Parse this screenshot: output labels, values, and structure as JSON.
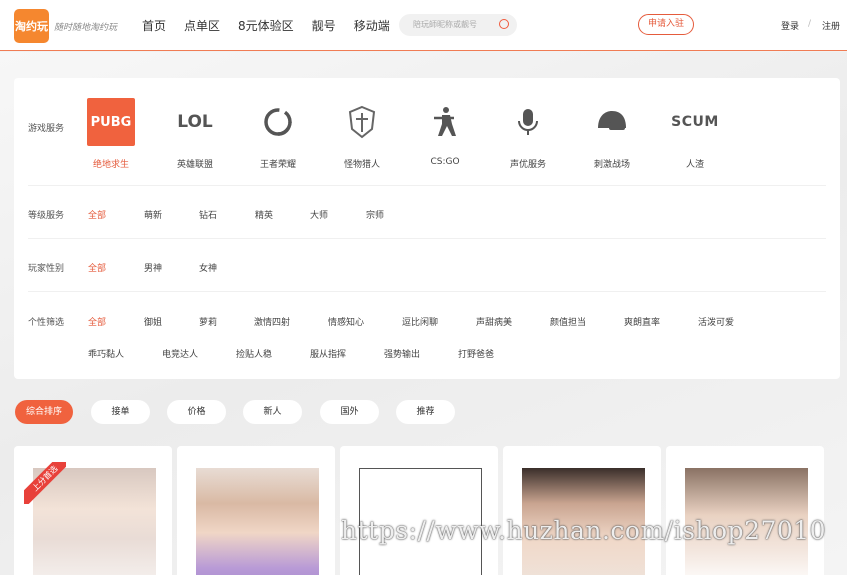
{
  "header": {
    "logo_text": "淘约玩",
    "slogan": "随时随地淘约玩",
    "nav": [
      "首页",
      "点单区",
      "8元体验区",
      "靓号",
      "移动端"
    ],
    "search_placeholder": "陪玩師昵称或靓号",
    "apply_label": "申请入驻",
    "login_label": "登录",
    "separator": "/",
    "register_label": "注册",
    "accent_color": "#e55b3c"
  },
  "filters": {
    "game_label": "游戏服务",
    "games": [
      {
        "name": "绝地求生",
        "icon": "PUBG",
        "icon_name": "pubg-icon"
      },
      {
        "name": "英雄联盟",
        "icon": "LOL",
        "icon_name": "lol-icon"
      },
      {
        "name": "王者荣耀",
        "icon": "",
        "icon_name": "honor-of-kings-icon"
      },
      {
        "name": "怪物猎人",
        "icon": "",
        "icon_name": "monster-hunter-icon"
      },
      {
        "name": "CS:GO",
        "icon": "",
        "icon_name": "csgo-icon"
      },
      {
        "name": "声优服务",
        "icon": "",
        "icon_name": "microphone-icon"
      },
      {
        "name": "刺激战场",
        "icon": "",
        "icon_name": "helmet-icon"
      },
      {
        "name": "人渣",
        "icon": "SCUM",
        "icon_name": "scum-icon"
      }
    ],
    "level_label": "等级服务",
    "levels": [
      "全部",
      "萌新",
      "钻石",
      "精英",
      "大师",
      "宗师"
    ],
    "gender_label": "玩家性别",
    "genders": [
      "全部",
      "男神",
      "女神"
    ],
    "trait_label": "个性筛选",
    "traits_row1": [
      "全部",
      "御姐",
      "萝莉",
      "激情四射",
      "情感知心",
      "逗比闲聊",
      "声甜病美",
      "颜值担当",
      "爽朗直率",
      "活泼可爱"
    ],
    "traits_row2": [
      "乖巧黏人",
      "电竞达人",
      "捡贴人稳",
      "服从指挥",
      "强势输出",
      "打野爸爸"
    ]
  },
  "sort": [
    "综合排序",
    "接单",
    "价格",
    "新人",
    "国外",
    "推荐"
  ],
  "cards": [
    {
      "badge": "上分首选"
    },
    {
      "badge": ""
    },
    {
      "badge": ""
    },
    {
      "badge": ""
    },
    {
      "badge": ""
    }
  ],
  "watermark": "https://www.huzhan.com/ishop27010"
}
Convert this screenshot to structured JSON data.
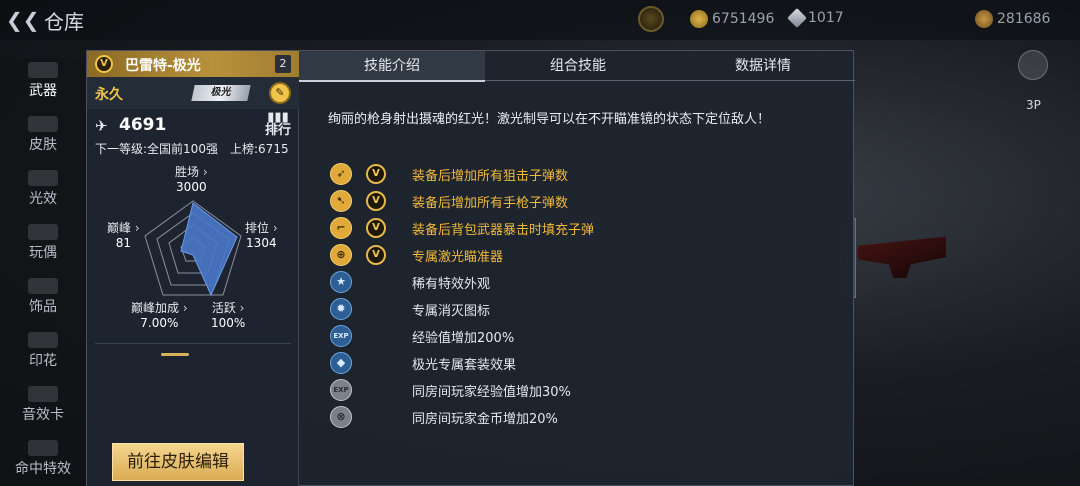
{
  "topbar": {
    "title": "仓库",
    "resource1": "6751496",
    "resource2": "1017",
    "resource3": "281686"
  },
  "leftnav": [
    {
      "label": "武器",
      "active": true
    },
    {
      "label": "皮肤"
    },
    {
      "label": "光效"
    },
    {
      "label": "玩偶"
    },
    {
      "label": "饰品"
    },
    {
      "label": "印花"
    },
    {
      "label": "音效卡"
    },
    {
      "label": "命中特效"
    }
  ],
  "card": {
    "title": "巴雷特-极光",
    "count": "2",
    "duration": "永久",
    "tag": "极光",
    "score": "4691",
    "rank_btn": "排行",
    "next_level": "下一等级:全国前100强",
    "on_board": "上榜:6715",
    "radar": {
      "win": {
        "label": "胜场",
        "value": "3000"
      },
      "rank": {
        "label": "排位",
        "value": "1304"
      },
      "active": {
        "label": "活跃",
        "value": "100%"
      },
      "bonus": {
        "label": "巅峰加成",
        "value": "7.00%"
      },
      "peak": {
        "label": "巅峰",
        "value": "81"
      }
    },
    "edit_button": "前往皮肤编辑"
  },
  "tabs": [
    "技能介绍",
    "组合技能",
    "数据详情"
  ],
  "description": "绚丽的枪身射出摄魂的红光！激光制导可以在不开瞄准镜的状态下定位敌人！",
  "skills": [
    {
      "text": "装备后增加所有狙击子弹数",
      "style": "gold",
      "icon": "sniper-bullet-icon",
      "v": true
    },
    {
      "text": "装备后增加所有手枪子弹数",
      "style": "gold",
      "icon": "pistol-bullet-icon",
      "v": true
    },
    {
      "text": "装备后背包武器暴击时填充子弹",
      "style": "gold",
      "icon": "pistol-icon",
      "v": true
    },
    {
      "text": "专属激光瞄准器",
      "style": "gold",
      "icon": "crosshair-icon",
      "v": true
    },
    {
      "text": "稀有特效外观",
      "style": "blue",
      "icon": "star-icon",
      "v": false
    },
    {
      "text": "专属消灭图标",
      "style": "blue",
      "icon": "kill-mark-icon",
      "v": false
    },
    {
      "text": "经验值增加200%",
      "style": "blue",
      "icon": "exp-icon",
      "v": false
    },
    {
      "text": "极光专属套装效果",
      "style": "blue",
      "icon": "suit-icon",
      "v": false
    },
    {
      "text": "同房间玩家经验值增加30%",
      "style": "grey",
      "icon": "room-exp-icon",
      "v": false
    },
    {
      "text": "同房间玩家金币增加20%",
      "style": "grey",
      "icon": "room-coin-icon",
      "v": false
    }
  ]
}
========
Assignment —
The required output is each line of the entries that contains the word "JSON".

Exercise solution —
Parse this screenshot: output labels, values, and structure as JSON.
Convert this screenshot to structured JSON data.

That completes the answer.